I guess the very first thing I noticed was a little reddish spot on my thigh, like a little sunburn patch or something. It was the summer I turned seventeen, and I was a lifeguard at the local pool. No big deal, right? It’ll go away. Just leave it alone, I thought. But it didn’t go away. That’s the thing. That’s the worst thing. It never really went away.

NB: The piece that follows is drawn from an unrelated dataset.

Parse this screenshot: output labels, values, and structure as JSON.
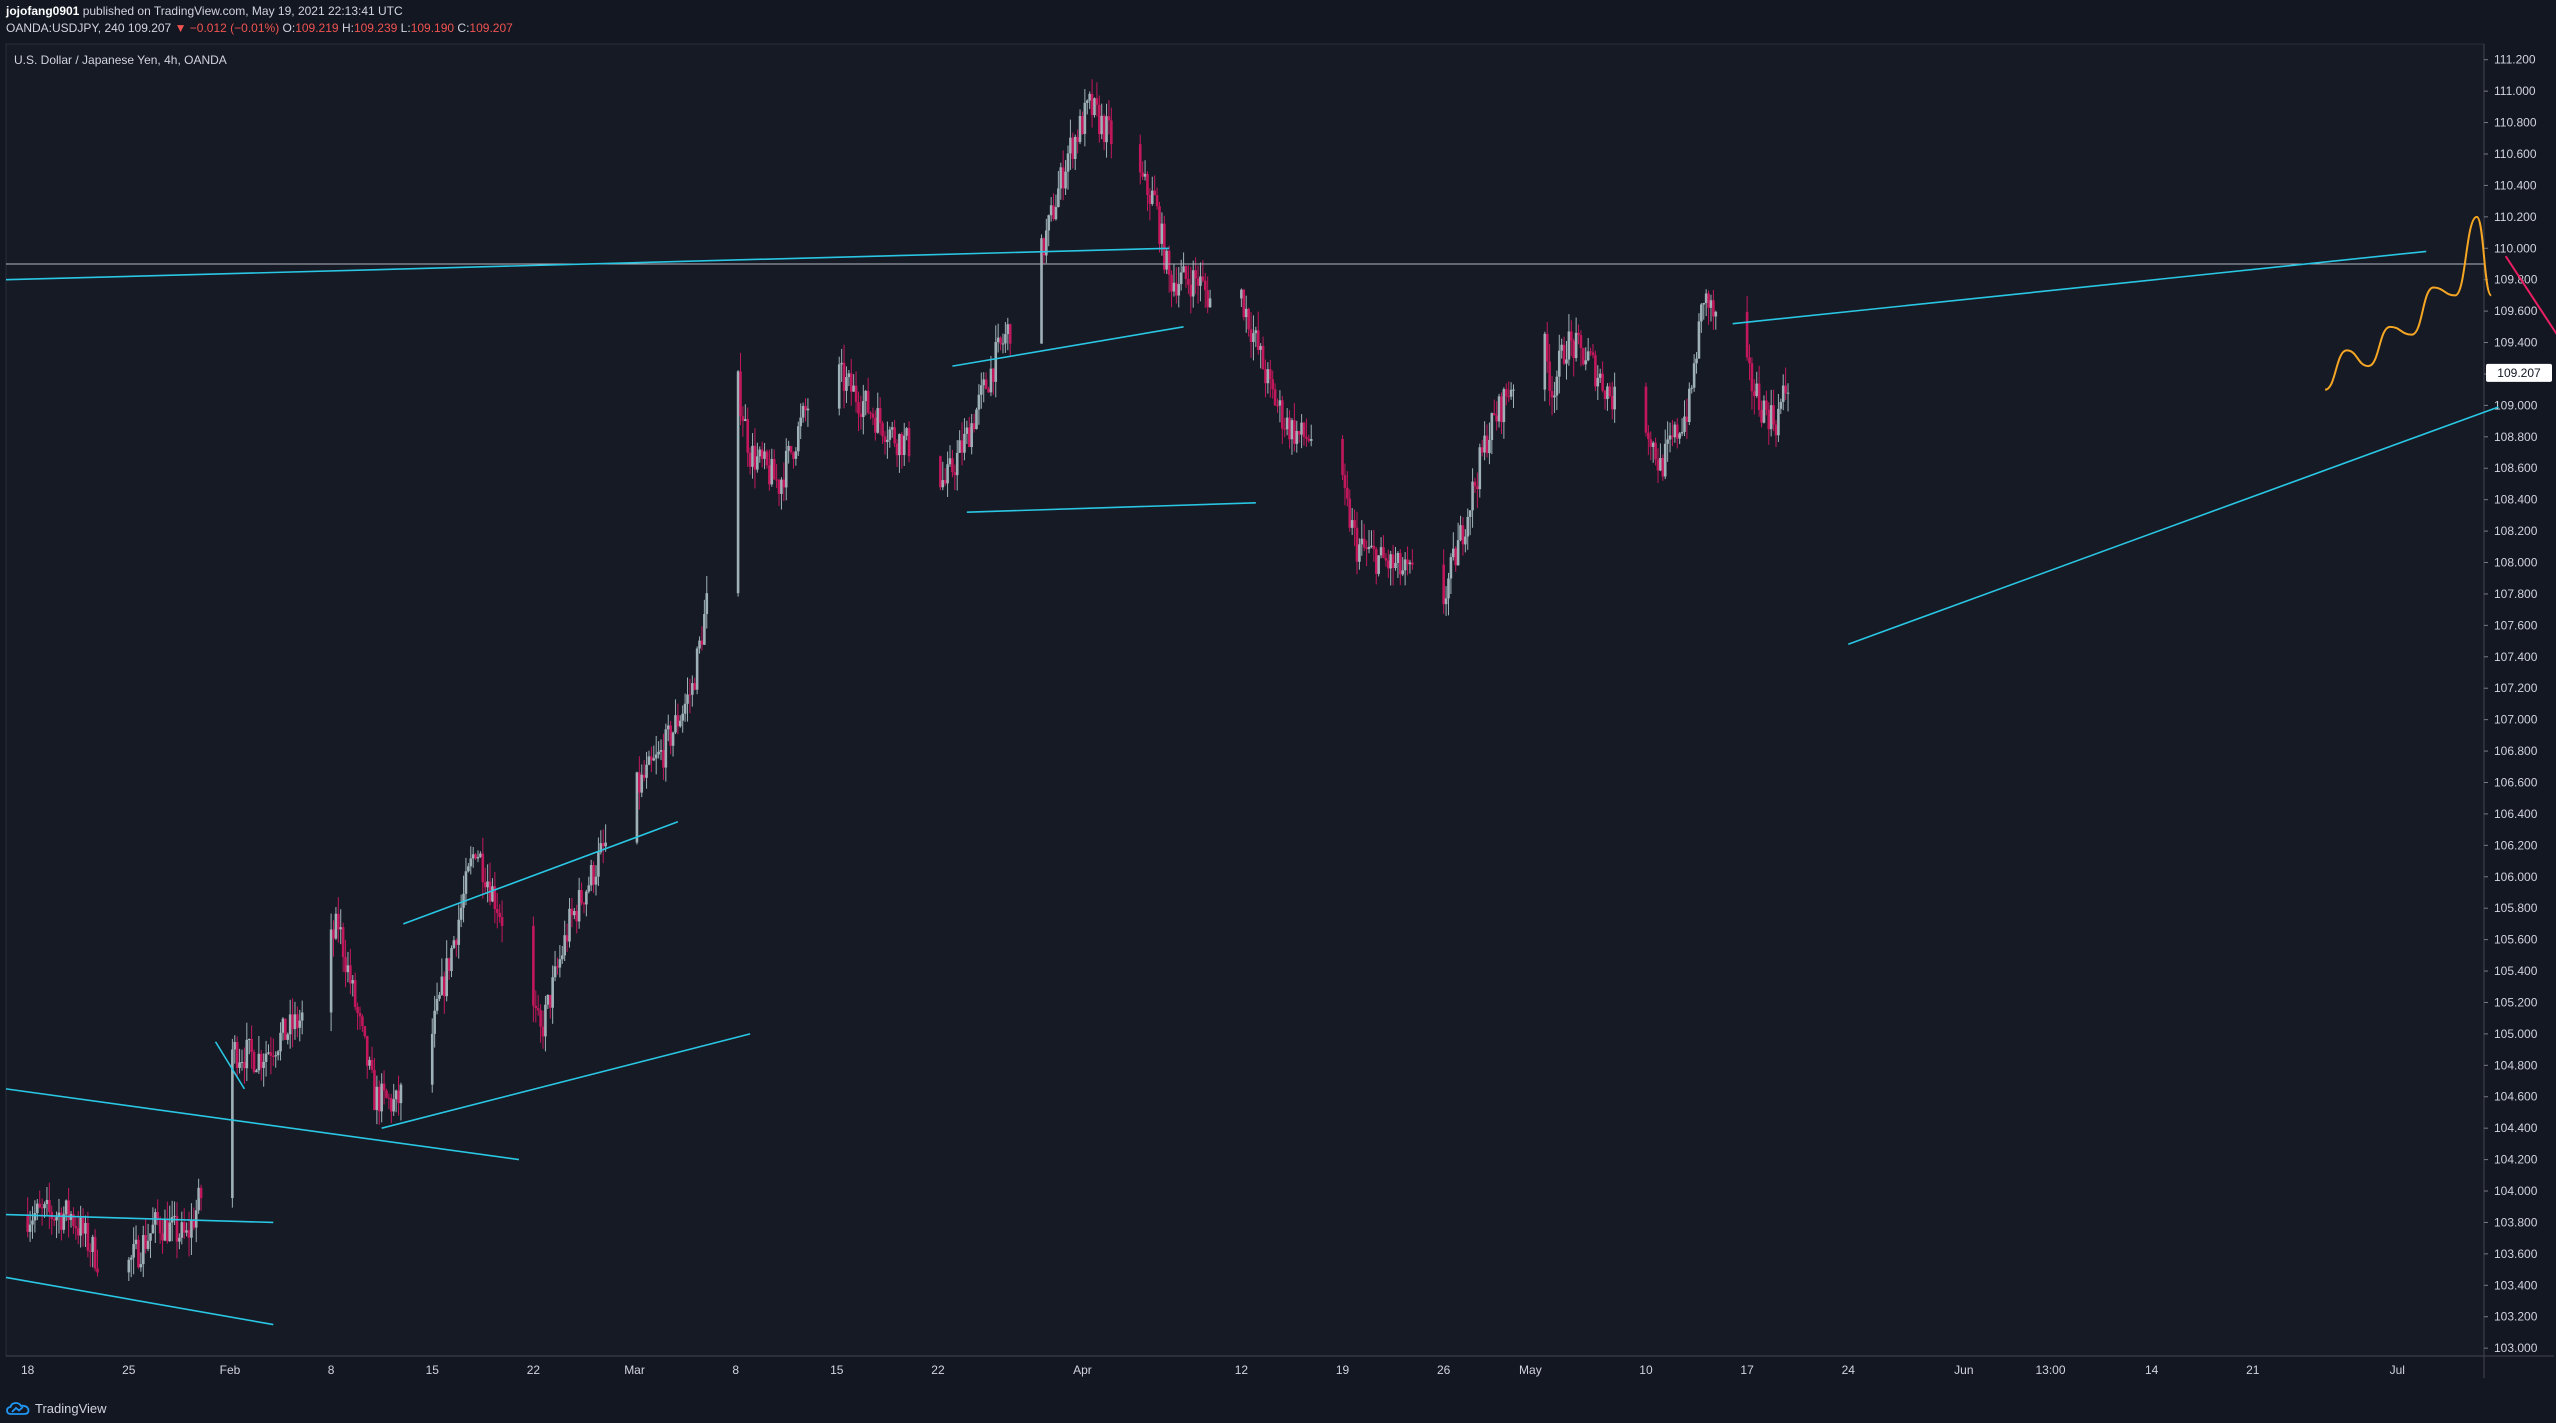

So, anyway. I waited and waited for it to go away and it didn’t, so finally I showed my mom. She ran her fingers over it and poked at it, but it didn’t hurt, and she squinched up her face at me like she does when she’s worried about something but doesn’t want to say what it is. “What?” I said.“Don’t pick at it,” she said.“I haven’t been picking it, Mom!”“Okay.” She nodded. “That’s good.”She put some ointment on it and took me to the doctor the next day.Dr. Jamieson was the doctor who had delivered me. He knew my complete medical history from minute one, even before that, actually, if you want to get technical.He knew about every rash, flu and infection I’d ever had. He didn’t know anything about this red spot though. He thought it was eczema so he gave me a prescription for some cream. So off I went, bought the cream, put it on, blah blah blah. It didn’t work. In fact, I got another little scaly patch on the side of my foot and then one on my face. On my face! Right between my eyebrows. Like, the worst possible spot, obviously. So . . . yeah. I went back to see Dr. Jamieson.